This section opens with an exhilarating account of how a woman named Mfalme-Shu’la become involved in a participatory defence project in Knoxville that started in a church basement. After being initially rebuffed by an accused person’s lawyer, the Knoxville PD pressed on with their work and were an important reason why the case against a man named Eddie was dismissed. One element of this section I thought was important was the inclusion of the stories of rifts and disagreements that arose within the PD organizing space. This is a topic that has come up in past Coöperism 13/13 discussions; namely, the fact that interpersonal conflict is an inevitable part of community organizing and cooperation projects. Simonson noted that in response to conflicts over a shared vision, the Community Defense of East Tennessee developed seven principles of Unity with a focus on centering families and recognizing the dangers of white supremacy. Before moving to New York City, I was involved in developing a Participatory Defence collective in Toronto, Ontario, Canada. The abolitionist participatory defence project I was involved in experienced existential challenges, largely because members could not articulate a shared vision, and this lack of vision led to enduring disagreement about strategy. I think the importance of cultivating collective principles cannot be overstated.
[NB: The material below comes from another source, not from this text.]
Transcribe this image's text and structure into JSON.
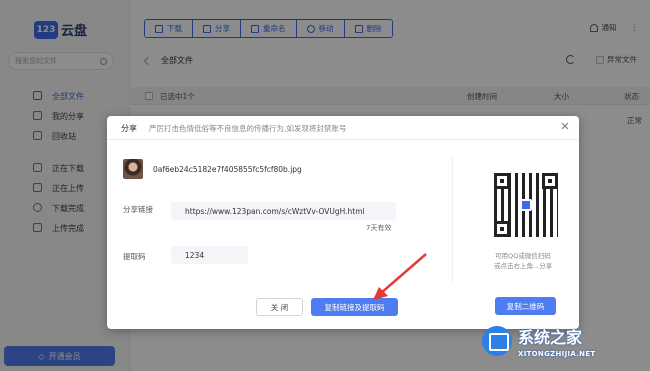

5. People’s Budgets
In this chapter, Simonson describes the ways in which community organizations like the Philadelphia Bail Fund and Survived and Punished NY continue the legacy of movements by tracking and critiquing the way the criminal legal system spends its money. She writes that when a collective makes demands to their government about budgets, it allows organizers to expand their demands from narrow requests rooted squarely in the criminal legal system to broader structural interventions that addresses where the state invests money in the first place. Notably, People’s Budgets like the ones created in Nashville are informed by “People’s Assemblies.” At these assemblies, community members gather to debate and discuss pressing local issues. In Nashville, participants overwhelmingly indicated their desire to see the state invest less to criminal system processes and more into affordable housing, infrastructure, non-police violence prevention, property tax relief, and other similar public services.
6. Practicing Justice and Safety
In this final chapter, Simonson details legislative and judicial backlash to some of the community-based resistance projects described in the book. In Kentucky, state legislatures described bail funds as “cartels” that free people against the system’s will. Debates over the uses and threats of bail funds and other community-based projects force the debate over the meaning of public safety into the public sphere. Simonson orients the reader towards a definition of justice that is less punitive and more transformative. It is a version of justice that is patient and generous in its attempts to heal the harms that beget harms because the goal is to prevent future harms. In this way, Simonson closes the book where she opened it, with an invitation for readers to consider what “safety” means to each of us and to reflect on how we are implicated in it.